Gregor Kuonen Carminoir

There was a second Carminoir even. One from Gregor Kuonen, Caveau de Salquenen, Valais.



The discoveries were by no means over. As mentioned this fair was not confined to Switzerland. We checked in at a table promising wines from Moldova and Ukraine as well as Switzerland: Ion Gherchiu Bessarabie Vins. This sounded promising.



Indeed there was this discovery. A wine from a grape called Telti-Kuruk from a region called Shabo in South-East Ukraine. None other than Stéphane Derenoncourt has hailed this wine calling it 'The awakened giant.' Certainly Telti-Kuruk is a delicious mouthful and deserves to be better known.




In fact it was difficult to move withoout finding items of interest. We had recently come across a Tuscan Tempranillo - now here was a Monferrato Bastardo!


The engaging Swiss owner of Preli, Christof Weber was on hand to show us his range. Grapes include Barbera, Brachetto, Chardonnay, Timorasso and Moscato. The reds Nebbiolo, Cabernet-Sauvignon and Albarossa. Mr. Weber might have explained how Trousseau/Bastardo got into his vineyard but if so, we can't remember for the moment.


The Basler Weinmesse is the kind of  fair where it is impossible to walk down the aisles without finding items of interest.
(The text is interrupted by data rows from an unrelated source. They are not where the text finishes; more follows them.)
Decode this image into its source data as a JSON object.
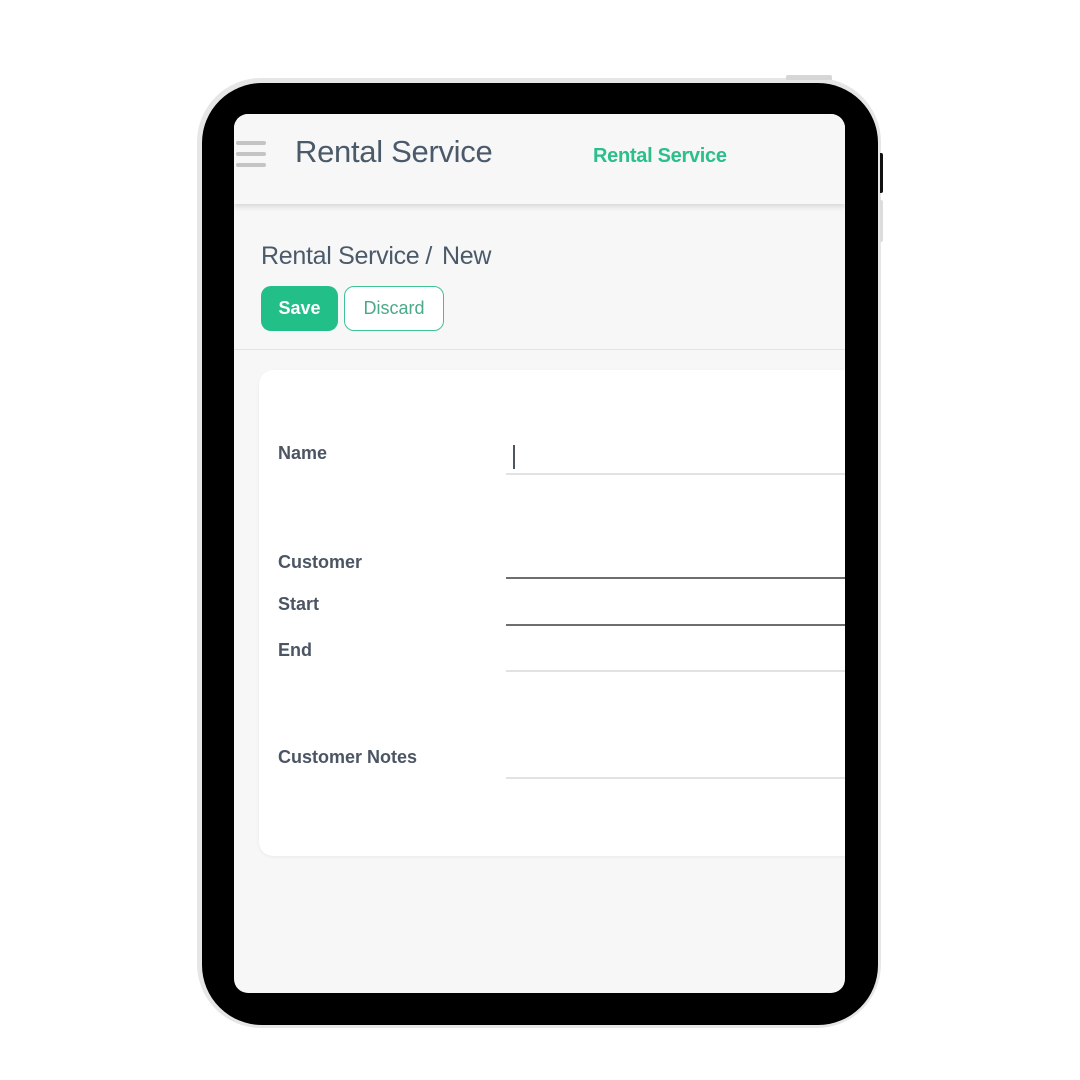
{
  "navbar": {
    "menu_icon": "hamburger-icon",
    "app_title": "Rental Service",
    "menu_item": "Rental Service",
    "accent_color": "#2bbf8a"
  },
  "control_panel": {
    "breadcrumb": {
      "parent": "Rental Service",
      "separator": "/",
      "current": "New"
    },
    "save_label": "Save",
    "discard_label": "Discard"
  },
  "form": {
    "fields": [
      {
        "label": "Name",
        "value": ""
      },
      {
        "label": "Customer",
        "value": ""
      },
      {
        "label": "Start",
        "value": ""
      },
      {
        "label": "End",
        "value": ""
      },
      {
        "label": "Customer Notes",
        "value": ""
      }
    ]
  }
}
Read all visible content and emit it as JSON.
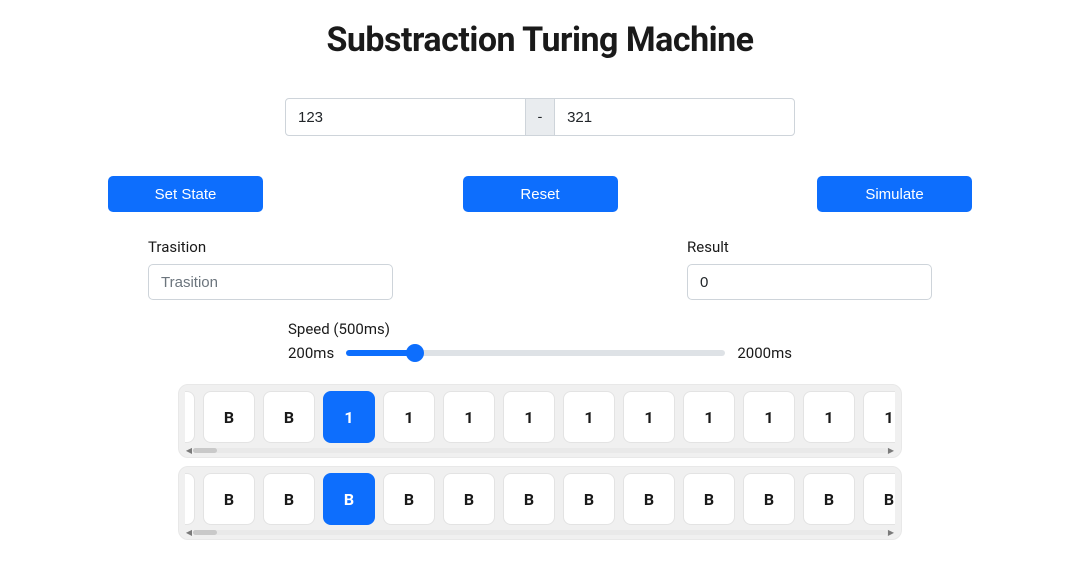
{
  "title": "Substraction Turing Machine",
  "operands": {
    "first_value": "123",
    "separator": "-",
    "second_value": "321"
  },
  "buttons": {
    "set_state": "Set State",
    "reset": "Reset",
    "simulate": "Simulate"
  },
  "transition": {
    "label": "Trasition",
    "placeholder": "Trasition",
    "value": ""
  },
  "result": {
    "label": "Result",
    "value": "0"
  },
  "speed": {
    "label": "Speed (500ms)",
    "min_label": "200ms",
    "max_label": "2000ms",
    "min": 200,
    "max": 2000,
    "value": 500
  },
  "tapes": [
    {
      "head_index": 2,
      "cells": [
        "B",
        "B",
        "1",
        "1",
        "1",
        "1",
        "1",
        "1",
        "1",
        "1",
        "1",
        "1"
      ]
    },
    {
      "head_index": 2,
      "cells": [
        "B",
        "B",
        "B",
        "B",
        "B",
        "B",
        "B",
        "B",
        "B",
        "B",
        "B",
        "B"
      ]
    }
  ]
}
at the St. Jodern Kellerei (Visperterminen, near Brig) we found a beautiful bottle of Resi (aka Reze) - a native grape of great antiquity, formerly quite widespread through Swiss lands and even as far as Italy. Wine Grapes suggest Resi is 'worthy of greater attention.' We couldn't agree more. There are only 2 ha. left in the Valais. St. Jodern's Heida (Savignin Blanc) was also a lovely mouthful.

Domaine Chiquet table
There was also a Gwaess (Gouais/Heunsich), a Lafnetscha (Lafnetscha vines cover fewer than 2 ha. of the earth's surface) and no doubt others of interest along the way but what caught our eye next was a Basel/Solothurn producer called Domaine Chiquet.


Here were exclusively Blattner varieties:

Sauvignon S. (Sauvignon Soyhieres)
Prisma (Cal 1-22)
Mairah (Cal 1-28, Cal 1-15, Cal 1-14 and Cabernet Jura)
Ormalinger Rote (Cal 1-22, Cal 1-36
Calif 28 (Cal 1-28)



We tasted only the Sauvignon Soyhieres and must admit decided there and then that we preferred this to most other white Blattner varieties.


By this time we shouldn't have been surprised to meet with further discoveries but there was one quite unexpected one at Weinbau Klushof Koellreuter: a Chasselas x Chardonnay cross called Charmont.



Wine grapes sums Charmont up as 'Minor Swiss cross making slightly more aromatic wines than its parents.' Later in the entry, there is an admission that the variety is 'lacking the elegance of its more illustrious parents.' We had to buy a bottle nonetheless. At only 11.2% and only CHF14, what harm could it do?

All this in a couple of hours. What a great universe!